• Action item
Please print the full listing below exactly, but not the pictures in it.

• Task inputs

################

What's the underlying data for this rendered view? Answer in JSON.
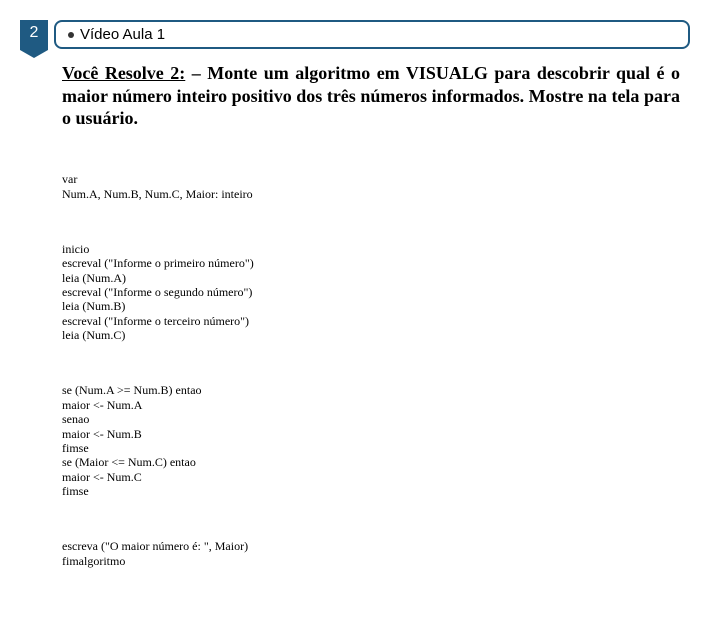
{
  "header": {
    "badge_number": "2",
    "title": "Vídeo Aula 1"
  },
  "problem": {
    "lead": "Você Resolve 2:",
    "text": " – Monte um algoritmo em VISUALG para descobrir qual é o maior número inteiro positivo dos três números informados. Mostre na tela para o usuário."
  },
  "code": {
    "block1": "var\nNum.A, Num.B, Num.C, Maior: inteiro",
    "block2": "inicio\nescreval (\"Informe o primeiro número\")\nleia (Num.A)\nescreval (\"Informe o segundo número\")\nleia (Num.B)\nescreval (\"Informe o terceiro número\")\nleia (Num.C)",
    "block3": "se (Num.A >= Num.B) entao\nmaior <- Num.A\nsenao\nmaior <- Num.B\nfimse\nse (Maior <= Num.C) entao\nmaior <- Num.C\nfimse",
    "block4": "escreva (\"O maior número é: \", Maior)\nfimalgoritmo"
  }
}
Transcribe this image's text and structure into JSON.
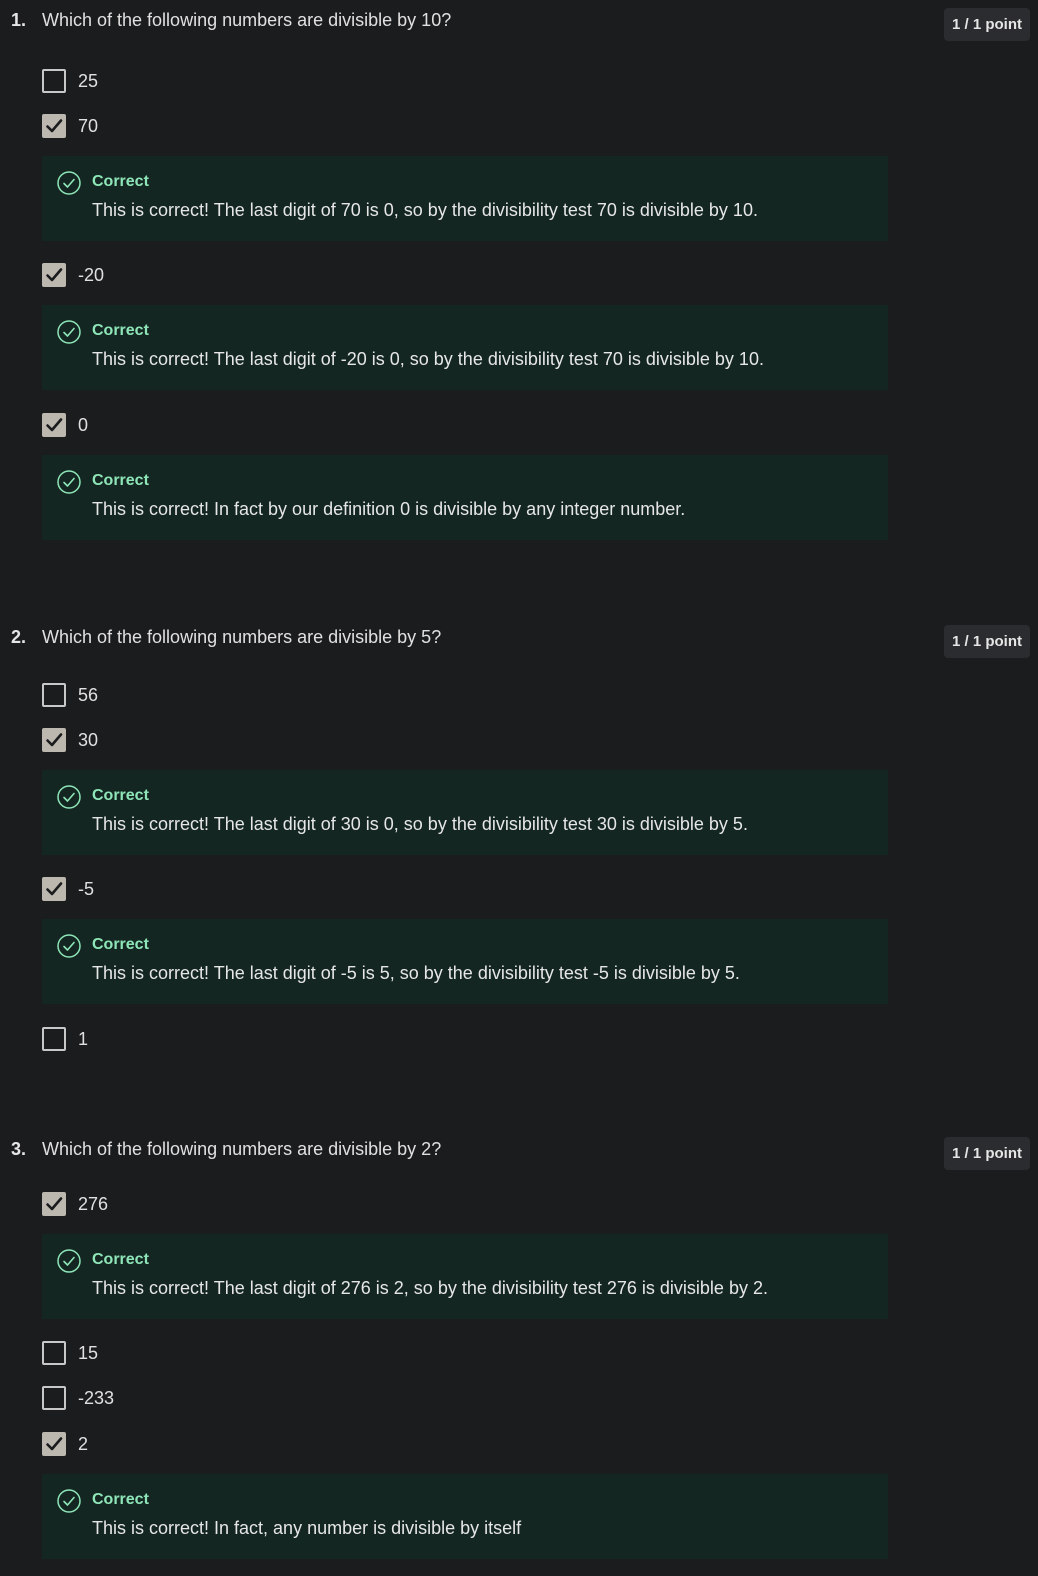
{
  "questions": [
    {
      "number": "1.",
      "text": "Which of the following numbers are divisible by 10?",
      "points": "1 / 1 point",
      "options": [
        {
          "label": "25",
          "checked": false
        },
        {
          "label": "70",
          "checked": true,
          "feedback": {
            "title": "Correct",
            "text": "This is correct! The last digit of 70 is 0, so by the divisibility test 70 is divisible by 10."
          }
        },
        {
          "label": "-20",
          "checked": true,
          "feedback": {
            "title": "Correct",
            "text": "This is correct! The last digit of -20 is 0, so by the divisibility test 70 is divisible by 10."
          }
        },
        {
          "label": "0",
          "checked": true,
          "feedback": {
            "title": "Correct",
            "text": "This is correct! In fact by our definition 0 is divisible by any integer number."
          }
        }
      ]
    },
    {
      "number": "2.",
      "text": "Which of the following numbers are divisible by 5?",
      "points": "1 / 1 point",
      "options": [
        {
          "label": "56",
          "checked": false
        },
        {
          "label": "30",
          "checked": true,
          "feedback": {
            "title": "Correct",
            "text": "This is correct! The last digit of 30 is 0, so by the divisibility test 30 is divisible by 5."
          }
        },
        {
          "label": "-5",
          "checked": true,
          "feedback": {
            "title": "Correct",
            "text": "This is correct! The last digit of -5 is 5, so by the divisibility test -5 is divisible by 5."
          }
        },
        {
          "label": "1",
          "checked": false
        }
      ]
    },
    {
      "number": "3.",
      "text": "Which of the following numbers are divisible by 2?",
      "points": "1 / 1 point",
      "options": [
        {
          "label": "276",
          "checked": true,
          "feedback": {
            "title": "Correct",
            "text": "This is correct! The last digit of 276 is 2, so by the divisibility test 276 is divisible by 2."
          }
        },
        {
          "label": "15",
          "checked": false
        },
        {
          "label": "-233",
          "checked": false
        },
        {
          "label": "2",
          "checked": true,
          "feedback": {
            "title": "Correct",
            "text": "This is correct! In fact, any number is divisible by itself"
          }
        }
      ]
    }
  ],
  "colors": {
    "background": "#1b1c1e",
    "feedback_bg": "#132621",
    "correct_accent": "#8ee6b8",
    "checkbox_checked": "#bdb8af"
  }
}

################

• Exercise solution
What's the underlying data for this rendered view? Answer in JSON.
{
  "header": {
    "badge_number": "2",
    "title": "Vídeo Aula 1"
  },
  "problem": {
    "lead": "Você Resolve 2:",
    "text": " – Monte um algoritmo em VISUALG para descobrir qual é o maior número inteiro positivo dos três números informados. Mostre na tela para o usuário."
  },
  "code": {
    "block1": "var\nNum.A, Num.B, Num.C, Maior: inteiro",
    "block2": "inicio\nescreval (\"Informe o primeiro número\")\nleia (Num.A)\nescreval (\"Informe o segundo número\")\nleia (Num.B)\nescreval (\"Informe o terceiro número\")\nleia (Num.C)",
    "block3": "se (Num.A >= Num.B) entao\nmaior <- Num.A\nsenao\nmaior <- Num.B\nfimse\nse (Maior <= Num.C) entao\nmaior <- Num.C\nfimse",
    "block4": "escreva (\"O maior número é: \", Maior)\nfimalgoritmo"
  }
}
Transcribe this image's text and structure into JSON.
{
  "questions": [
    {
      "number": "1.",
      "text": "Which of the following numbers are divisible by 10?",
      "points": "1 / 1 point",
      "options": [
        {
          "label": "25",
          "checked": false
        },
        {
          "label": "70",
          "checked": true,
          "feedback": {
            "title": "Correct",
            "text": "This is correct! The last digit of 70 is 0, so by the divisibility test 70 is divisible by 10."
          }
        },
        {
          "label": "-20",
          "checked": true,
          "feedback": {
            "title": "Correct",
            "text": "This is correct! The last digit of -20 is 0, so by the divisibility test 70 is divisible by 10."
          }
        },
        {
          "label": "0",
          "checked": true,
          "feedback": {
            "title": "Correct",
            "text": "This is correct! In fact by our definition 0 is divisible by any integer number."
          }
        }
      ]
    },
    {
      "number": "2.",
      "text": "Which of the following numbers are divisible by 5?",
      "points": "1 / 1 point",
      "options": [
        {
          "label": "56",
          "checked": false
        },
        {
          "label": "30",
          "checked": true,
          "feedback": {
            "title": "Correct",
            "text": "This is correct! The last digit of 30 is 0, so by the divisibility test 30 is divisible by 5."
          }
        },
        {
          "label": "-5",
          "checked": true,
          "feedback": {
            "title": "Correct",
            "text": "This is correct! The last digit of -5 is 5, so by the divisibility test -5 is divisible by 5."
          }
        },
        {
          "label": "1",
          "checked": false
        }
      ]
    },
    {
      "number": "3.",
      "text": "Which of the following numbers are divisible by 2?",
      "points": "1 / 1 point",
      "options": [
        {
          "label": "276",
          "checked": true,
          "feedback": {
            "title": "Correct",
            "text": "This is correct! The last digit of 276 is 2, so by the divisibility test 276 is divisible by 2."
          }
        },
        {
          "label": "15",
          "checked": false
        },
        {
          "label": "-233",
          "checked": false
        },
        {
          "label": "2",
          "checked": true,
          "feedback": {
            "title": "Correct",
            "text": "This is correct! In fact, any number is divisible by itself"
          }
        }
      ]
    }
  ],
  "colors": {
    "background": "#1b1c1e",
    "feedback_bg": "#132621",
    "correct_accent": "#8ee6b8",
    "checkbox_checked": "#bdb8af"
  }
}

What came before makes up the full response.